What is thoracic outlet syndrome (TOS)?
The TOS, which is often difficult to diagnose, can occur from either vascular (5% of cases) or neurologic compression (95% of cases). It can be static or positional. TOS is most likely to occur in patients who have had trauma (clavicular fracture), repetitive strain injury (poor ergonomics at desk worksite), sports-related activities (overhead sports, baseball pitchers, swimmers, volleyball, etc.), or anatomic abnormalities (cervical rib, Pancoast tumor). Vasogenic TOS occurs when occlusion of the subclavian artery results in ischemic symptoms, or when venous occlusion results in edema, engorged superficial veins, and thrombosis (Paget–Schroetter disease). Neurogenic TOS occurs when there is brachial plexus impingement from a cervical rib (35%), fibrous tissue bands, scalene muscles, or an elongated transverse process of C7. This results in weakness of the intrinsic muscles of the hand along with sensory loss in the ulnar distribution over the hand and forearm.
The Adson maneuver is performed with the patient in a sitting position by palpating the radial pulse while the patient inhales deeply and extends the neck, turning the head to the side being examined (cervical rib) and then turned away from the side being examined (scalenus anticus syndrome). A positive Adson maneuver occurs when there is diminution of the radial pulse and reproduction of symptoms. Another provocation test, the hyperabduction maneuver (“hands up test”), is performed with the shoulder placed in abduction and external rotation to 90 degrees, elbows flexed at 45 degrees, and palms facing forward for 1 minute to determine if this causes unilateral TOS symptoms, indicating pectoralis minor impingement. If this does not cause symptoms, then the test is repeated with the patient’s arm hyperabducted to 180 degrees and extended to see if that causes unilateral symptoms due to costoclavicular compression of the neurovascular bundle.
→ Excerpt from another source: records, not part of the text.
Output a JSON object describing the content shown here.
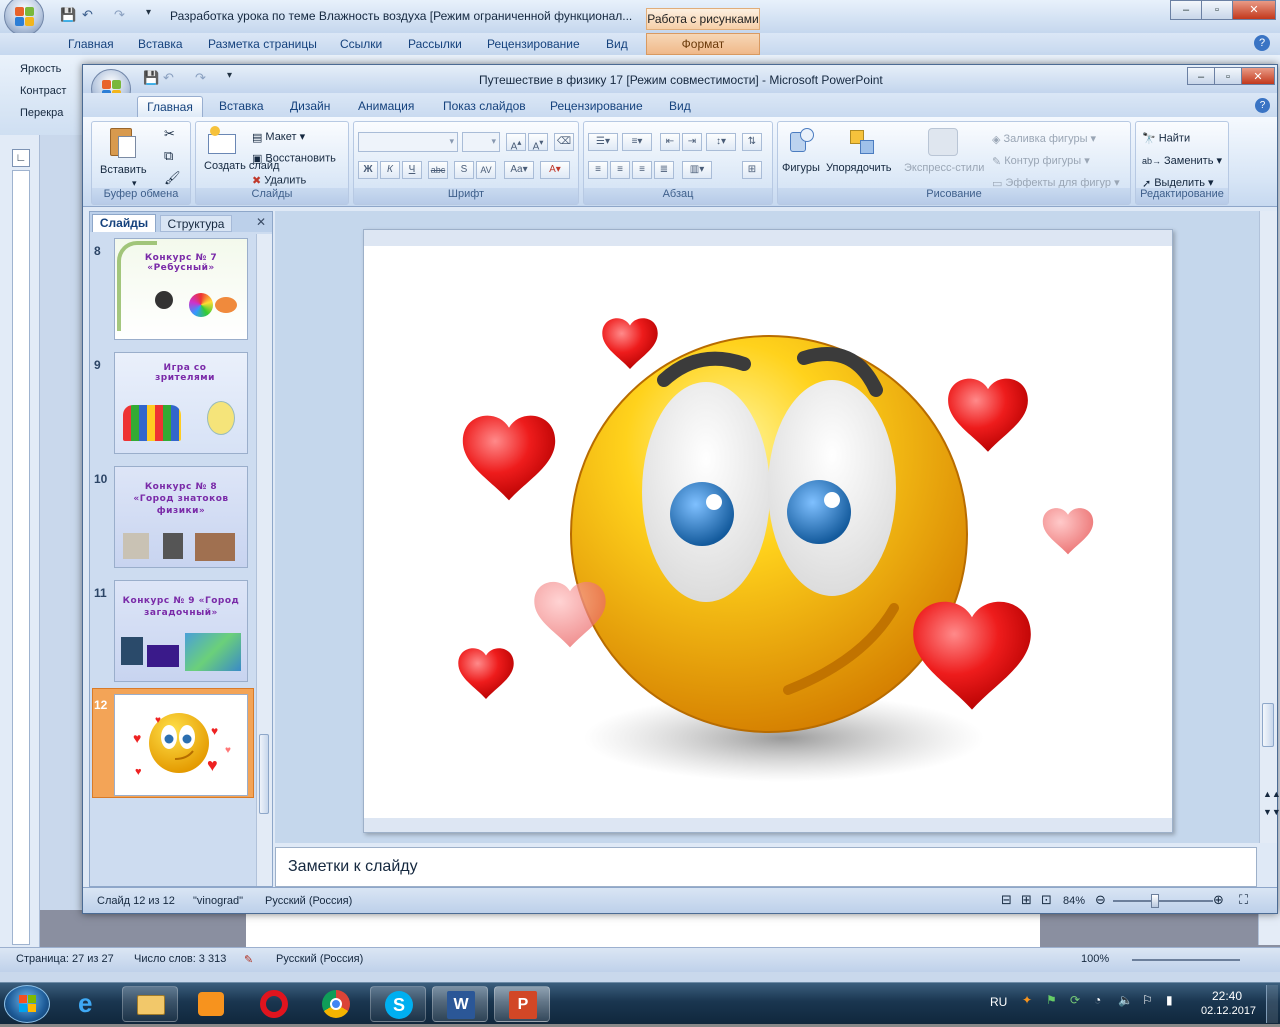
{
  "word": {
    "title": "Разработка урока по теме Влажность воздуха [Режим ограниченной функционал...",
    "picture_tools": "Работа с рисунками",
    "tabs": [
      "Главная",
      "Вставка",
      "Разметка страницы",
      "Ссылки",
      "Рассылки",
      "Рецензирование",
      "Вид"
    ],
    "format_tab": "Формат",
    "ribbon_items": [
      "Яркость",
      "Контраст",
      "Перекра"
    ],
    "status": {
      "page": "Страница: 27 из 27",
      "words": "Число слов: 3 313",
      "language": "Русский (Россия)",
      "zoom": "100%"
    }
  },
  "ppt": {
    "title": "Путешествие  в физику 17 [Режим совместимости] - Microsoft PowerPoint",
    "tabs": [
      "Главная",
      "Вставка",
      "Дизайн",
      "Анимация",
      "Показ слайдов",
      "Рецензирование",
      "Вид"
    ],
    "ribbon": {
      "clipboard": {
        "label": "Буфер обмена",
        "paste": "Вставить"
      },
      "slides": {
        "label": "Слайды",
        "new_slide": "Создать слайд",
        "layout": "Макет",
        "reset": "Восстановить",
        "delete": "Удалить"
      },
      "font": {
        "label": "Шрифт"
      },
      "paragraph": {
        "label": "Абзац"
      },
      "drawing": {
        "label": "Рисование",
        "shapes": "Фигуры",
        "arrange": "Упорядочить",
        "quick_styles": "Экспресс-стили",
        "fill": "Заливка фигуры",
        "outline": "Контур фигуры",
        "effects": "Эффекты для фигур"
      },
      "editing": {
        "label": "Редактирование",
        "find": "Найти",
        "replace": "Заменить",
        "select": "Выделить"
      }
    },
    "panel": {
      "tab_slides": "Слайды",
      "tab_outline": "Структура",
      "thumbs": [
        {
          "num": "8",
          "title": "Конкурс № 7 «Ребусный»"
        },
        {
          "num": "9",
          "title": "Игра со зрителями"
        },
        {
          "num": "10",
          "title": "Конкурс № 8 «Город знатоков физики»"
        },
        {
          "num": "11",
          "title": "Конкурс № 9 «Город загадочный»"
        },
        {
          "num": "12",
          "title": ""
        }
      ]
    },
    "notes_placeholder": "Заметки к слайду",
    "status": {
      "slide": "Слайд 12 из 12",
      "theme": "\"vinograd\"",
      "language": "Русский (Россия)",
      "zoom": "84%"
    }
  },
  "taskbar": {
    "lang": "RU",
    "time": "22:40",
    "date": "02.12.2017"
  }
}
The costoclavicular maneuver is performed by the patient assuming an exaggerated military posture with shoulders back and downward. This positioning causes compression between the clavicle and first rib (may be positive in patients with a history of clavicular fracture). Note that in TOS, electrodiagnostic studies are usually normal and many normal people have false-positive physical examination provocation tests (especially decreased pulse). Treatment consists of range of motion and strengthening exercises to improve posture, avoidance of hyperabduction, botulinum toxin injections, and surgery for those patients with severe, refractory symptoms (cervical rib or fibrous band resection).